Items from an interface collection
########

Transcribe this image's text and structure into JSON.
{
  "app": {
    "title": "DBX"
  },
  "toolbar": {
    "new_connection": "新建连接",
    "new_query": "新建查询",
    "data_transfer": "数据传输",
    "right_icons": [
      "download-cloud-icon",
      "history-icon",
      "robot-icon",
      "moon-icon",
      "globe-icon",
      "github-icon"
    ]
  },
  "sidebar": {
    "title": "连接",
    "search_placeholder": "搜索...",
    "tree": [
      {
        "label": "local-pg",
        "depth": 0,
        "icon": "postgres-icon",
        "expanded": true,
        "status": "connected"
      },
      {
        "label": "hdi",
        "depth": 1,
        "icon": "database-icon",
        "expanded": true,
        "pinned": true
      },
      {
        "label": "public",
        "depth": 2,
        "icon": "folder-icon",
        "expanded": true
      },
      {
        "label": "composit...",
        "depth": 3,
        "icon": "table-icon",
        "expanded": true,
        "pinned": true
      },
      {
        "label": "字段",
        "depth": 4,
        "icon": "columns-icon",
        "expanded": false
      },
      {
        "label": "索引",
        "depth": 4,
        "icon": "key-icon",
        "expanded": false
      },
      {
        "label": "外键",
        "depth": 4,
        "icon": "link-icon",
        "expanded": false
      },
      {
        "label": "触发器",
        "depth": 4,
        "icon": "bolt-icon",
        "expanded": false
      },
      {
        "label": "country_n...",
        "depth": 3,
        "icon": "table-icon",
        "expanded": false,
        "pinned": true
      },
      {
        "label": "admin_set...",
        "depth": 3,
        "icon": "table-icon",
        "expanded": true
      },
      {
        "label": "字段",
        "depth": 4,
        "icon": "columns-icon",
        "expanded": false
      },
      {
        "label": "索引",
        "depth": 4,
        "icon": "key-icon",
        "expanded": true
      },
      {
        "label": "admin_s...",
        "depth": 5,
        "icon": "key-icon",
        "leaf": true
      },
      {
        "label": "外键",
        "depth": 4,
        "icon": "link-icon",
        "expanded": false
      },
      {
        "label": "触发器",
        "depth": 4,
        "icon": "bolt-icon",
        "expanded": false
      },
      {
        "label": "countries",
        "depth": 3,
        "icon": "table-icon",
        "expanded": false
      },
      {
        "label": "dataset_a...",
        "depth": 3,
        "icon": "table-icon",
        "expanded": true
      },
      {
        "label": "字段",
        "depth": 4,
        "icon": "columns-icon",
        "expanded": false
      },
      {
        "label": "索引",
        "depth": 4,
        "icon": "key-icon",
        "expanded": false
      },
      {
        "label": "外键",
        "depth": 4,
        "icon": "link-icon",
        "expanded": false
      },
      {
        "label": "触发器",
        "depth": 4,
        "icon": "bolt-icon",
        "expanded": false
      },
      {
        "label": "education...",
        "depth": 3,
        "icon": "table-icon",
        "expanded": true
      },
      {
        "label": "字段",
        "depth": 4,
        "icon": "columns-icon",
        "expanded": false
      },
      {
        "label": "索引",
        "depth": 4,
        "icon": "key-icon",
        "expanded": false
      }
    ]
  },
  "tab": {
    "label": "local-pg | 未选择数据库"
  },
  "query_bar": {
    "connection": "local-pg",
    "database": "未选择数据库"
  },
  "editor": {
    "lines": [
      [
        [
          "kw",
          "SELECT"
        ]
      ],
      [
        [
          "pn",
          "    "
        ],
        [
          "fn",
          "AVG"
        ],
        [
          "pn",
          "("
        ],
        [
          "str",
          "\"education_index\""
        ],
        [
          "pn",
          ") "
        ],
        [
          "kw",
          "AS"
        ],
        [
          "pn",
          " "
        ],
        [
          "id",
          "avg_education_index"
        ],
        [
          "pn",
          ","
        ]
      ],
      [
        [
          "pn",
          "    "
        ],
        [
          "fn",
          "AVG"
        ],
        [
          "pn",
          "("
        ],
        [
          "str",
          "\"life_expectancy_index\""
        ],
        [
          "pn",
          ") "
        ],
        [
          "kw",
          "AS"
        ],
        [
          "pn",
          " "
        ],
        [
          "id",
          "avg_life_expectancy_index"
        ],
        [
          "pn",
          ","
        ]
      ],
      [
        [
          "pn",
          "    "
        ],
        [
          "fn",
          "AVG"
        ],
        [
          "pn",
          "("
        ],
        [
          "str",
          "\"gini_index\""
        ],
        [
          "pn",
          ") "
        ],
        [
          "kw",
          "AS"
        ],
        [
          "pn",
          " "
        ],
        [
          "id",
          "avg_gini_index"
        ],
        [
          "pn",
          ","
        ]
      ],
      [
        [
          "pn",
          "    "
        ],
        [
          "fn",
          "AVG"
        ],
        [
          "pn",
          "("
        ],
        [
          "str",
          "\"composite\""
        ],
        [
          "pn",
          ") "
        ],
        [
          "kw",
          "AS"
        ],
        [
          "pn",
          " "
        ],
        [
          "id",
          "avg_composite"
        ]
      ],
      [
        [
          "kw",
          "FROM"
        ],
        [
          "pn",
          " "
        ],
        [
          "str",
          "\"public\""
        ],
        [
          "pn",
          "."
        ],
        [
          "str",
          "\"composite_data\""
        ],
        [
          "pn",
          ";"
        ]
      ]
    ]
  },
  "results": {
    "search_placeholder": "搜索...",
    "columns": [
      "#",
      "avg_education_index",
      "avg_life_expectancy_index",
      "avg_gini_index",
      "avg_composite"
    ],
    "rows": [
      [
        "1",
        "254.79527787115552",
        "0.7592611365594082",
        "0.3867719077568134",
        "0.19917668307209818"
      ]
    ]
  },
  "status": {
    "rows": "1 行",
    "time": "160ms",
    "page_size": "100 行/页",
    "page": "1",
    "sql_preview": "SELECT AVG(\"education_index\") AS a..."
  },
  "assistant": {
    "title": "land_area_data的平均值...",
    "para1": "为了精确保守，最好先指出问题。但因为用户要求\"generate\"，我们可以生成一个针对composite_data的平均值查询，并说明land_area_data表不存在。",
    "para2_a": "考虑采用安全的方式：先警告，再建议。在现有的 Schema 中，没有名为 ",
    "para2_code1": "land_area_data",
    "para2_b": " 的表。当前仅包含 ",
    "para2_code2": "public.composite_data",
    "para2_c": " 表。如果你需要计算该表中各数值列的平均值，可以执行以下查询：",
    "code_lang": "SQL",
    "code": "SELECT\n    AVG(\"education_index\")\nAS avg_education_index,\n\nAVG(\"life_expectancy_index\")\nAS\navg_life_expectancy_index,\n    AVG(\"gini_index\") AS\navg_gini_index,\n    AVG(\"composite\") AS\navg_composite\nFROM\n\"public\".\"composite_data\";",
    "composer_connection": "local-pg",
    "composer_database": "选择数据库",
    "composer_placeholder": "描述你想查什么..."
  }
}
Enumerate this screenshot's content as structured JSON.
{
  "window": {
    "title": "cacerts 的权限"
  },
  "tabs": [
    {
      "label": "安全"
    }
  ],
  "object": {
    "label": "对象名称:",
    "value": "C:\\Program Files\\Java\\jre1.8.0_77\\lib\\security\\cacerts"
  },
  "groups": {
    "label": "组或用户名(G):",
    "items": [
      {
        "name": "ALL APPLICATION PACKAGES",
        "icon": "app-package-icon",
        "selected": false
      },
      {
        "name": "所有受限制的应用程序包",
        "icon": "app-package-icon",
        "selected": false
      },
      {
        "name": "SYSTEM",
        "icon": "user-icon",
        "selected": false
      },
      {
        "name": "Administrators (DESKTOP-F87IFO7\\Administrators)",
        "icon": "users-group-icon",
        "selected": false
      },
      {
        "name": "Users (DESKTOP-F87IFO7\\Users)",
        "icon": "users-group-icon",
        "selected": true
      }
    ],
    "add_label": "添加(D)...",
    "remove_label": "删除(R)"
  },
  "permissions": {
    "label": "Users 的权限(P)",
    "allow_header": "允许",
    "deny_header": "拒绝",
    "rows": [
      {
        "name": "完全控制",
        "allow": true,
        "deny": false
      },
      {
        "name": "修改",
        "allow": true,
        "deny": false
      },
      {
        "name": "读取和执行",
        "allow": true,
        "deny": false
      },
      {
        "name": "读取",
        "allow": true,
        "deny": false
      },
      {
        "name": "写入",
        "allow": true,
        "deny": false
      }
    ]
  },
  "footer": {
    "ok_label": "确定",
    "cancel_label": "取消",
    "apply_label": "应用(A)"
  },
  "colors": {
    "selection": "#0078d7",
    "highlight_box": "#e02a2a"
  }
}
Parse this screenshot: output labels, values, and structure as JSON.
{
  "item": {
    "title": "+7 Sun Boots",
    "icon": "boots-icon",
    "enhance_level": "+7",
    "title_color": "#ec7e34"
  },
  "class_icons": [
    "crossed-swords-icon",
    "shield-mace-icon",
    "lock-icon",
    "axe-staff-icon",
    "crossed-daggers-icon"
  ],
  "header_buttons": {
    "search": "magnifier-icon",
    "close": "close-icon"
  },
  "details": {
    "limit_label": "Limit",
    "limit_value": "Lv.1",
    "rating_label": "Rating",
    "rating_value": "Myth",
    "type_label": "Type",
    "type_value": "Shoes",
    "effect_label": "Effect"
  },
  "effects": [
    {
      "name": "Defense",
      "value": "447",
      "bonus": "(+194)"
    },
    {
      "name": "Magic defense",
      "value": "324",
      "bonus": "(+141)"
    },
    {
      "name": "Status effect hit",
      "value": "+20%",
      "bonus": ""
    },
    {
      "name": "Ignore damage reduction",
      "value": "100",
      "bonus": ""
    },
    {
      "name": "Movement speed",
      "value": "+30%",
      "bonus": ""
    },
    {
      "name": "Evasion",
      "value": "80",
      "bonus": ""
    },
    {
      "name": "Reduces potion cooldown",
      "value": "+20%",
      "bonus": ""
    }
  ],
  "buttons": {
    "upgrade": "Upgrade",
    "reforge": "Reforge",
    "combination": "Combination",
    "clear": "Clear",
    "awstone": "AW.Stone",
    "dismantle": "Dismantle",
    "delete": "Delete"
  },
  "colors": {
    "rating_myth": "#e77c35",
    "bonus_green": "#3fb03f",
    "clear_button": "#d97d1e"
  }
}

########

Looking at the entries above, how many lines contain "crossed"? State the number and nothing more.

▶ _EXERCISE RESPONSE_:
2